[Assignment]
Could you print every entry below exactly as given?

[Website and app data records]
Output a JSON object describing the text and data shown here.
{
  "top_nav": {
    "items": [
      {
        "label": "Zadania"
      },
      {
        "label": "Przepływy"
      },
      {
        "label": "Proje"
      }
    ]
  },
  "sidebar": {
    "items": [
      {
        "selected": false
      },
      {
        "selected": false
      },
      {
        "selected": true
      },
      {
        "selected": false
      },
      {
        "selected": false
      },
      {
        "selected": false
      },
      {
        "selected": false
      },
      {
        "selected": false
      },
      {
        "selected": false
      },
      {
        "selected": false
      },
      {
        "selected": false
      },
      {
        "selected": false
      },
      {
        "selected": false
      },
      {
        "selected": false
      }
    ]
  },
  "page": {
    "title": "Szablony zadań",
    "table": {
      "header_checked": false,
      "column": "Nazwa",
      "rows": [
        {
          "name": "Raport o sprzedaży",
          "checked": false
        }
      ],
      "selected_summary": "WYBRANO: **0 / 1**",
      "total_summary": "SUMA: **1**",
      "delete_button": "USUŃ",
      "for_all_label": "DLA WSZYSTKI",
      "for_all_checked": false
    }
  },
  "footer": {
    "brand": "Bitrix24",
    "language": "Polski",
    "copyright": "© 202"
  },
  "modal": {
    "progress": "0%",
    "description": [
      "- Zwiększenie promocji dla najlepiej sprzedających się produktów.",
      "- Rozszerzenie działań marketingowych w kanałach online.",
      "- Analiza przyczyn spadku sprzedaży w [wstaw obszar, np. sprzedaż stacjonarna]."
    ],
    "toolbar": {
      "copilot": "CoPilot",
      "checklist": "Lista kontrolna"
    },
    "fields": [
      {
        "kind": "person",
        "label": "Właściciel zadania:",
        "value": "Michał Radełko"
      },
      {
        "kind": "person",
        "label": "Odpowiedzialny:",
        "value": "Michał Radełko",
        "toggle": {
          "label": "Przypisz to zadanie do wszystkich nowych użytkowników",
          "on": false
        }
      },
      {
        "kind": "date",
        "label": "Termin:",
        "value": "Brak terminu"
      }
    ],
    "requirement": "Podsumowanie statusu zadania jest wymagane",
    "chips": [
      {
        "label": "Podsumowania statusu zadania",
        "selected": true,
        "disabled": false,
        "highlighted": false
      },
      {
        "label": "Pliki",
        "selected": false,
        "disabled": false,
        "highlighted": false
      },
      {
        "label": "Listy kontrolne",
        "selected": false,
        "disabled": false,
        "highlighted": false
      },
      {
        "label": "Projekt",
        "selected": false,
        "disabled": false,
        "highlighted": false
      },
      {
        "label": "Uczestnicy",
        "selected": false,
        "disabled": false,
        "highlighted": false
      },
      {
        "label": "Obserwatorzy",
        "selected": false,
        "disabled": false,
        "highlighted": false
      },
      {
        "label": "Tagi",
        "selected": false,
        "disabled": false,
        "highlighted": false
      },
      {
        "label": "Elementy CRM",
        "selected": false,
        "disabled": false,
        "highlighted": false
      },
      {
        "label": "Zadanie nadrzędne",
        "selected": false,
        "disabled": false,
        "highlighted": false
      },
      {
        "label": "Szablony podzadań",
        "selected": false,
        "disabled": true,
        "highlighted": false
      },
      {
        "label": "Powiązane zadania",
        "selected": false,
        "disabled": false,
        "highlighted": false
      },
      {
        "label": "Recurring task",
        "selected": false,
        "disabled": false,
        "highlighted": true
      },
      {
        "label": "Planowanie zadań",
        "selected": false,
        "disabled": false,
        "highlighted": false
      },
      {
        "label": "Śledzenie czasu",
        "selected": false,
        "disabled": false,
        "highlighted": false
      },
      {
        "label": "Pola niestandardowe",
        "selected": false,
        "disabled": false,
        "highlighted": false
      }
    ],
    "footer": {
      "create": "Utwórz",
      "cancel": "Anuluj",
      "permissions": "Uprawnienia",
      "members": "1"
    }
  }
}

[Response]
Output a JSON object describing the text and data shown here.
{
  "top_nav": {
    "items": [
      {
        "label": "Zadania"
      },
      {
        "label": "Przepływy"
      },
      {
        "label": "Proje"
      }
    ]
  },
  "sidebar": {
    "items": [
      {
        "selected": false
      },
      {
        "selected": false
      },
      {
        "selected": true
      },
      {
        "selected": false
      },
      {
        "selected": false
      },
      {
        "selected": false
      },
      {
        "selected": false
      },
      {
        "selected": false
      },
      {
        "selected": false
      },
      {
        "selected": false
      },
      {
        "selected": false
      },
      {
        "selected": false
      },
      {
        "selected": false
      },
      {
        "selected": false
      }
    ]
  },
  "page": {
    "title": "Szablony zadań",
    "table": {
      "header_checked": false,
      "column": "Nazwa",
      "rows": [
        {
          "name": "Raport o sprzedaży",
          "checked": false
        }
      ],
      "selected_summary": "WYBRANO: **0 / 1**",
      "total_summary": "SUMA: **1**",
      "delete_button": "USUŃ",
      "for_all_label": "DLA WSZYSTKI",
      "for_all_checked": false
    }
  },
  "footer": {
    "brand": "Bitrix24",
    "language": "Polski",
    "copyright": "© 202"
  },
  "modal": {
    "progress": "0%",
    "description": [
      "- Zwiększenie promocji dla najlepiej sprzedających się produktów.",
      "- Rozszerzenie działań marketingowych w kanałach online.",
      "- Analiza przyczyn spadku sprzedaży w [wstaw obszar, np. sprzedaż stacjonarna]."
    ],
    "toolbar": {
      "copilot": "CoPilot",
      "checklist": "Lista kontrolna"
    },
    "fields": [
      {
        "kind": "person",
        "label": "Właściciel zadania:",
        "value": "Michał Radełko"
      },
      {
        "kind": "person",
        "label": "Odpowiedzialny:",
        "value": "Michał Radełko",
        "toggle": {
          "label": "Przypisz to zadanie do wszystkich nowych użytkowników",
          "on": false
        }
      },
      {
        "kind": "date",
        "label": "Termin:",
        "value": "Brak terminu"
      }
    ],
    "requirement": "Podsumowanie statusu zadania jest wymagane",
    "chips": [
      {
        "label": "Podsumowania statusu zadania",
        "selected": true,
        "disabled": false,
        "highlighted": false
      },
      {
        "label": "Pliki",
        "selected": false,
        "disabled": false,
        "highlighted": false
      },
      {
        "label": "Listy kontrolne",
        "selected": false,
        "disabled": false,
        "highlighted": false
      },
      {
        "label": "Projekt",
        "selected": false,
        "disabled": false,
        "highlighted": false
      },
      {
        "label": "Uczestnicy",
        "selected": false,
        "disabled": false,
        "highlighted": false
      },
      {
        "label": "Obserwatorzy",
        "selected": false,
        "disabled": false,
        "highlighted": false
      },
      {
        "label": "Tagi",
        "selected": false,
        "disabled": false,
        "highlighted": false
      },
      {
        "label": "Elementy CRM",
        "selected": false,
        "disabled": false,
        "highlighted": false
      },
      {
        "label": "Zadanie nadrzędne",
        "selected": false,
        "disabled": false,
        "highlighted": false
      },
      {
        "label": "Szablony podzadań",
        "selected": false,
        "disabled": true,
        "highlighted": false
      },
      {
        "label": "Powiązane zadania",
        "selected": false,
        "disabled": false,
        "highlighted": false
      },
      {
        "label": "Recurring task",
        "selected": false,
        "disabled": false,
        "highlighted": true
      },
      {
        "label": "Planowanie zadań",
        "selected": false,
        "disabled": false,
        "highlighted": false
      },
      {
        "label": "Śledzenie czasu",
        "selected": false,
        "disabled": false,
        "highlighted": false
      },
      {
        "label": "Pola niestandardowe",
        "selected": false,
        "disabled": false,
        "highlighted": false
      }
    ],
    "footer": {
      "create": "Utwórz",
      "cancel": "Anuluj",
      "permissions": "Uprawnienia",
      "members": "1"
    }
  }
}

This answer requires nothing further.